START Source material

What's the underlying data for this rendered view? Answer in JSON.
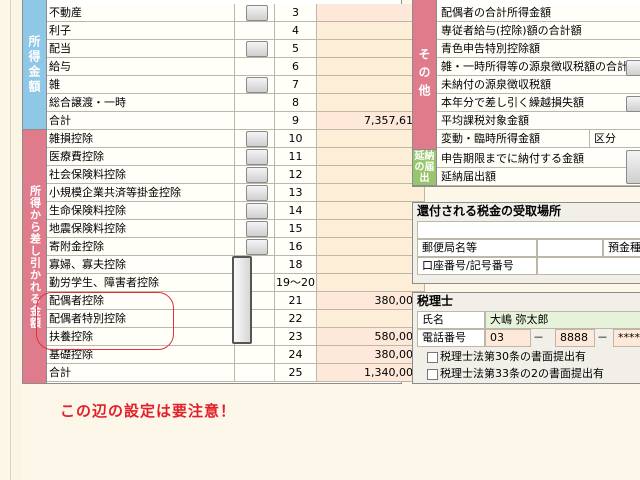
{
  "sections": {
    "income": "所得金額",
    "deductions": "所得から差し引かれる金額"
  },
  "income_rows": [
    {
      "label": "不動産",
      "num": "3",
      "value": "0",
      "button": true
    },
    {
      "label": "利子",
      "num": "4",
      "value": "",
      "button": false
    },
    {
      "label": "配当",
      "num": "5",
      "value": "",
      "button": true
    },
    {
      "label": "給与",
      "num": "6",
      "value": "",
      "button": false
    },
    {
      "label": "雑",
      "num": "7",
      "value": "",
      "button": true
    },
    {
      "label": "総合譲渡・一時",
      "num": "8",
      "value": "",
      "button": false
    },
    {
      "label": "合計",
      "num": "9",
      "value": "7,357,611",
      "button": false
    }
  ],
  "deduction_rows": [
    {
      "label": "雑損控除",
      "num": "10",
      "value": "",
      "button": true
    },
    {
      "label": "医療費控除",
      "num": "11",
      "value": "",
      "button": true
    },
    {
      "label": "社会保険料控除",
      "num": "12",
      "value": "",
      "button": true
    },
    {
      "label": "小規模企業共済等掛金控除",
      "num": "13",
      "value": "",
      "button": true
    },
    {
      "label": "生命保険料控除",
      "num": "14",
      "value": "",
      "button": true
    },
    {
      "label": "地震保険料控除",
      "num": "15",
      "value": "",
      "button": true
    },
    {
      "label": "寄附金控除",
      "num": "16",
      "value": "",
      "button": true
    },
    {
      "label": "寡婦、寡夫控除",
      "num": "18",
      "value": "",
      "button": false
    },
    {
      "label": "勤労学生、障害者控除",
      "num": "19〜20",
      "value": "",
      "button": false
    },
    {
      "label": "配偶者控除",
      "num": "21",
      "value": "380,000",
      "button": false
    },
    {
      "label": "配偶者特別控除",
      "num": "22",
      "value": "",
      "button": false
    },
    {
      "label": "扶養控除",
      "num": "23",
      "value": "580,000",
      "button": false
    },
    {
      "label": "基礎控除",
      "num": "24",
      "value": "380,000",
      "button": false
    },
    {
      "label": "合計",
      "num": "25",
      "value": "1,340,000",
      "button": false
    }
  ],
  "note": "この辺の設定は要注意！",
  "right_sections": {
    "other": "その他",
    "extension": "延納の届出"
  },
  "other_rows": [
    "配偶者の合計所得金額",
    "専従者給与(控除)額の合計額",
    "青色申告特別控除額",
    "雑・一時所得等の源泉徴収税額の合計額",
    "未納付の源泉徴収税額",
    "本年分で差し引く繰越損失額",
    "平均課税対象金額",
    "変動・臨時所得金額"
  ],
  "category_label": "区分",
  "extension_rows": [
    "申告期限までに納付する金額",
    "延納届出額"
  ],
  "refund": {
    "title": "還付される税金の受取場所",
    "postal_label": "郵便局名等",
    "deposit_label": "預金種",
    "account_label": "口座番号/記号番号"
  },
  "tax_accountant": {
    "title": "税理士",
    "name_label": "氏名",
    "name": "大嶋 弥太郎",
    "phone_label": "電話番号",
    "phone_1": "03",
    "phone_2": "8888",
    "phone_3": "****",
    "dash": "－",
    "check_30": "税理士法第30条の書面提出有",
    "check_33": "税理士法第33条の2の書面提出有"
  }
}
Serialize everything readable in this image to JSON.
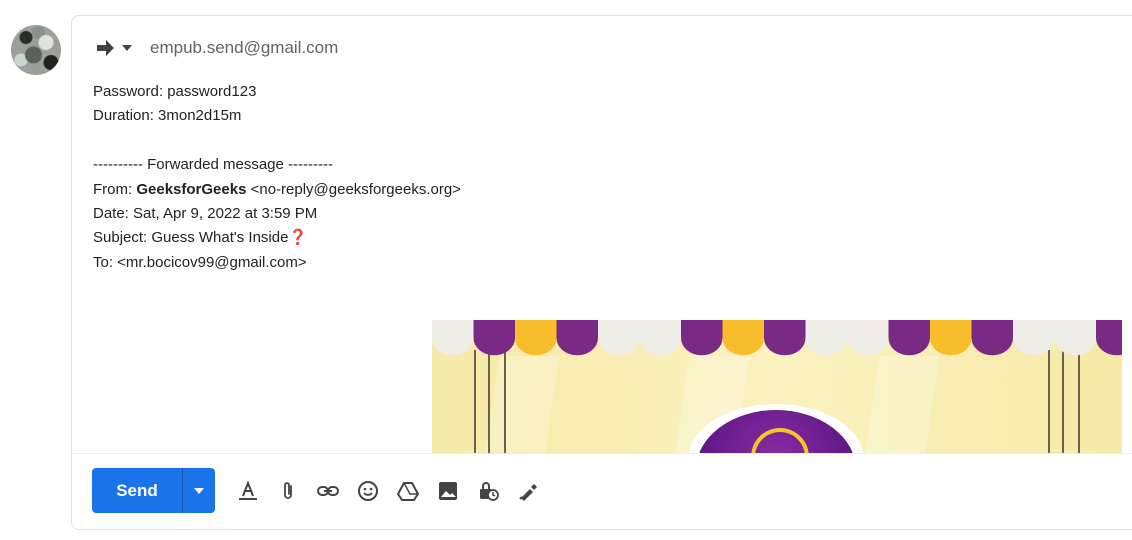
{
  "header": {
    "reply_icon": "forward-arrow-icon",
    "caret_icon": "chevron-down-icon",
    "to_address": "empub.send@gmail.com"
  },
  "body": {
    "password_line": "Password: password123",
    "duration_line": "Duration: 3mon2d15m",
    "forward_header": "---------- Forwarded message ---------",
    "from_label": "From: ",
    "from_name": "GeeksforGeeks",
    "from_email": " <no-reply@geeksforgeeks.org>",
    "date_line": "Date: Sat, Apr 9, 2022 at 3:59 PM",
    "subject_line": "Subject: Guess What's Inside",
    "subject_emoji": "❓",
    "to_line": "To: <mr.bocicov99@gmail.com>"
  },
  "toolbar": {
    "send_label": "Send",
    "icons": [
      "formatting-icon",
      "attach-icon",
      "link-icon",
      "emoji-icon",
      "drive-icon",
      "photo-icon",
      "confidential-icon",
      "signature-icon"
    ]
  },
  "colors": {
    "send_blue": "#1a73e8",
    "awning_purple": "#7b2a83",
    "awning_yellow": "#f8bd2a",
    "awning_white": "#efede8",
    "banner_bg": "#f7eeb0"
  }
}
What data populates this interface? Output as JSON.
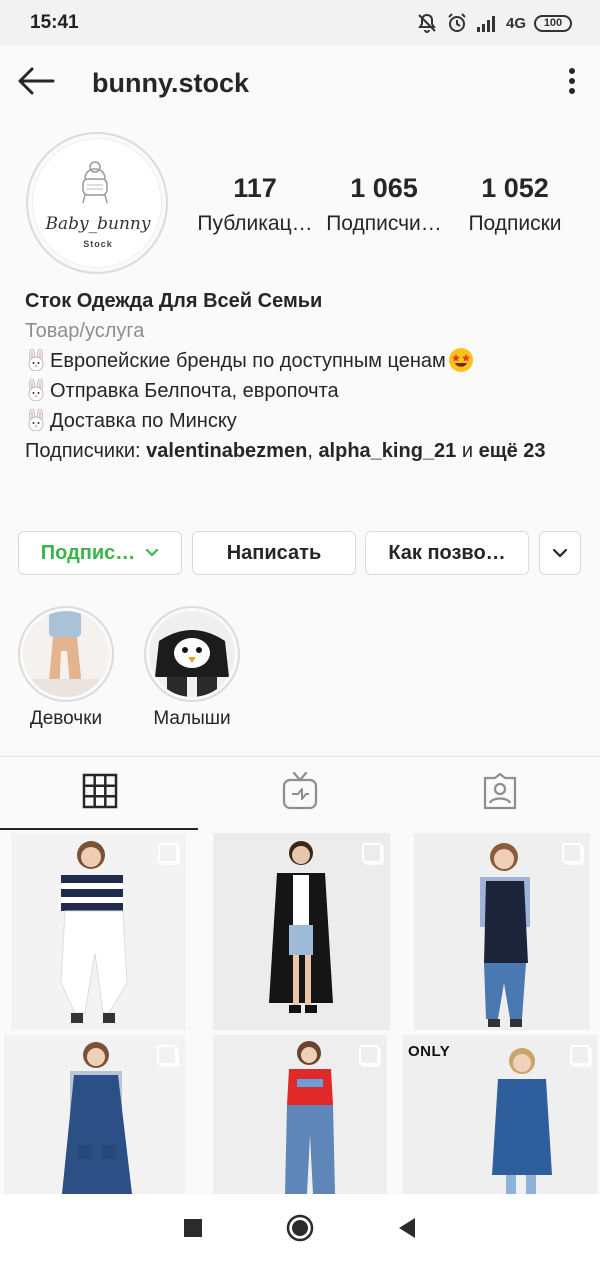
{
  "status_bar": {
    "time": "15:41",
    "network": "4G",
    "battery": "100"
  },
  "header": {
    "username": "bunny.stock"
  },
  "profile": {
    "avatar_text": "Baby_bunny",
    "avatar_subtext": "Stock",
    "stats": [
      {
        "value": "117",
        "label": "Публикац…"
      },
      {
        "value": "1 065",
        "label": "Подписчи…"
      },
      {
        "value": "1 052",
        "label": "Подписки"
      }
    ]
  },
  "bio": {
    "name": "Сток Одежда Для Всей Семьи",
    "category": "Товар/услуга",
    "lines": [
      "Европейские бренды по доступным ценам",
      "Отправка Белпочта, европочта",
      "Доставка по Минску"
    ],
    "followers_prefix": "Подписчики: ",
    "follower1": "valentinabezmen",
    "separator": ", ",
    "follower2": "alpha_king_21",
    "and": " и ",
    "more": "ещё 23"
  },
  "actions": {
    "follow": "Подпис…",
    "message": "Написать",
    "contact": "Как позво…"
  },
  "highlights": [
    {
      "label": "Девочки"
    },
    {
      "label": "Малыши"
    }
  ],
  "grid": {
    "brand_label": "ONLY"
  },
  "colors": {
    "accent_green": "#3ab54a",
    "text": "#262626",
    "muted": "#8e8e8e",
    "border": "#dbdbdb"
  },
  "icons": [
    "back-arrow-icon",
    "more-vertical-icon",
    "grid-icon",
    "igtv-icon",
    "tagged-icon",
    "chevron-down-icon",
    "multi-photo-icon",
    "nav-square-icon",
    "nav-circle-icon",
    "nav-triangle-icon"
  ]
}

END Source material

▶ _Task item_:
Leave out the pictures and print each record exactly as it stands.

▶ _Task answer_:
What's the underlying data for this rendered view? Answer in JSON.
{
  "sections": {
    "income": "所得金額",
    "deductions": "所得から差し引かれる金額"
  },
  "income_rows": [
    {
      "label": "不動産",
      "num": "3",
      "value": "0",
      "button": true
    },
    {
      "label": "利子",
      "num": "4",
      "value": "",
      "button": false
    },
    {
      "label": "配当",
      "num": "5",
      "value": "",
      "button": true
    },
    {
      "label": "給与",
      "num": "6",
      "value": "",
      "button": false
    },
    {
      "label": "雑",
      "num": "7",
      "value": "",
      "button": true
    },
    {
      "label": "総合譲渡・一時",
      "num": "8",
      "value": "",
      "button": false
    },
    {
      "label": "合計",
      "num": "9",
      "value": "7,357,611",
      "button": false
    }
  ],
  "deduction_rows": [
    {
      "label": "雑損控除",
      "num": "10",
      "value": "",
      "button": true
    },
    {
      "label": "医療費控除",
      "num": "11",
      "value": "",
      "button": true
    },
    {
      "label": "社会保険料控除",
      "num": "12",
      "value": "",
      "button": true
    },
    {
      "label": "小規模企業共済等掛金控除",
      "num": "13",
      "value": "",
      "button": true
    },
    {
      "label": "生命保険料控除",
      "num": "14",
      "value": "",
      "button": true
    },
    {
      "label": "地震保険料控除",
      "num": "15",
      "value": "",
      "button": true
    },
    {
      "label": "寄附金控除",
      "num": "16",
      "value": "",
      "button": true
    },
    {
      "label": "寡婦、寡夫控除",
      "num": "18",
      "value": "",
      "button": false
    },
    {
      "label": "勤労学生、障害者控除",
      "num": "19〜20",
      "value": "",
      "button": false
    },
    {
      "label": "配偶者控除",
      "num": "21",
      "value": "380,000",
      "button": false
    },
    {
      "label": "配偶者特別控除",
      "num": "22",
      "value": "",
      "button": false
    },
    {
      "label": "扶養控除",
      "num": "23",
      "value": "580,000",
      "button": false
    },
    {
      "label": "基礎控除",
      "num": "24",
      "value": "380,000",
      "button": false
    },
    {
      "label": "合計",
      "num": "25",
      "value": "1,340,000",
      "button": false
    }
  ],
  "note": "この辺の設定は要注意！",
  "right_sections": {
    "other": "その他",
    "extension": "延納の届出"
  },
  "other_rows": [
    "配偶者の合計所得金額",
    "専従者給与(控除)額の合計額",
    "青色申告特別控除額",
    "雑・一時所得等の源泉徴収税額の合計額",
    "未納付の源泉徴収税額",
    "本年分で差し引く繰越損失額",
    "平均課税対象金額",
    "変動・臨時所得金額"
  ],
  "category_label": "区分",
  "extension_rows": [
    "申告期限までに納付する金額",
    "延納届出額"
  ],
  "refund": {
    "title": "還付される税金の受取場所",
    "postal_label": "郵便局名等",
    "deposit_label": "預金種",
    "account_label": "口座番号/記号番号"
  },
  "tax_accountant": {
    "title": "税理士",
    "name_label": "氏名",
    "name": "大嶋 弥太郎",
    "phone_label": "電話番号",
    "phone_1": "03",
    "phone_2": "8888",
    "phone_3": "****",
    "dash": "－",
    "check_30": "税理士法第30条の書面提出有",
    "check_33": "税理士法第33条の2の書面提出有"
  }
}
Serialize everything readable in this image to JSON.
{
  "header": {
    "reply_icon": "forward-arrow-icon",
    "caret_icon": "chevron-down-icon",
    "to_address": "empub.send@gmail.com"
  },
  "body": {
    "password_line": "Password: password123",
    "duration_line": "Duration: 3mon2d15m",
    "forward_header": "---------- Forwarded message ---------",
    "from_label": "From: ",
    "from_name": "GeeksforGeeks",
    "from_email": " <no-reply@geeksforgeeks.org>",
    "date_line": "Date: Sat, Apr 9, 2022 at 3:59 PM",
    "subject_line": "Subject: Guess What's Inside",
    "subject_emoji": "❓",
    "to_line": "To: <mr.bocicov99@gmail.com>"
  },
  "toolbar": {
    "send_label": "Send",
    "icons": [
      "formatting-icon",
      "attach-icon",
      "link-icon",
      "emoji-icon",
      "drive-icon",
      "photo-icon",
      "confidential-icon",
      "signature-icon"
    ]
  },
  "colors": {
    "send_blue": "#1a73e8",
    "awning_purple": "#7b2a83",
    "awning_yellow": "#f8bd2a",
    "awning_white": "#efede8",
    "banner_bg": "#f7eeb0"
  }
}
What data populates this interface? Output as JSON.
{
  "status_bar": {
    "time": "15:41",
    "network": "4G",
    "battery": "100"
  },
  "header": {
    "username": "bunny.stock"
  },
  "profile": {
    "avatar_text": "Baby_bunny",
    "avatar_subtext": "Stock",
    "stats": [
      {
        "value": "117",
        "label": "Публикац…"
      },
      {
        "value": "1 065",
        "label": "Подписчи…"
      },
      {
        "value": "1 052",
        "label": "Подписки"
      }
    ]
  },
  "bio": {
    "name": "Сток Одежда Для Всей Семьи",
    "category": "Товар/услуга",
    "lines": [
      "Европейские бренды по доступным ценам",
      "Отправка Белпочта, европочта",
      "Доставка по Минску"
    ],
    "followers_prefix": "Подписчики: ",
    "follower1": "valentinabezmen",
    "separator": ", ",
    "follower2": "alpha_king_21",
    "and": " и ",
    "more": "ещё 23"
  },
  "actions": {
    "follow": "Подпис…",
    "message": "Написать",
    "contact": "Как позво…"
  },
  "highlights": [
    {
      "label": "Девочки"
    },
    {
      "label": "Малыши"
    }
  ],
  "grid": {
    "brand_label": "ONLY"
  },
  "colors": {
    "accent_green": "#3ab54a",
    "text": "#262626",
    "muted": "#8e8e8e",
    "border": "#dbdbdb"
  },
  "icons": [
    "back-arrow-icon",
    "more-vertical-icon",
    "grid-icon",
    "igtv-icon",
    "tagged-icon",
    "chevron-down-icon",
    "multi-photo-icon",
    "nav-square-icon",
    "nav-circle-icon",
    "nav-triangle-icon"
  ]
}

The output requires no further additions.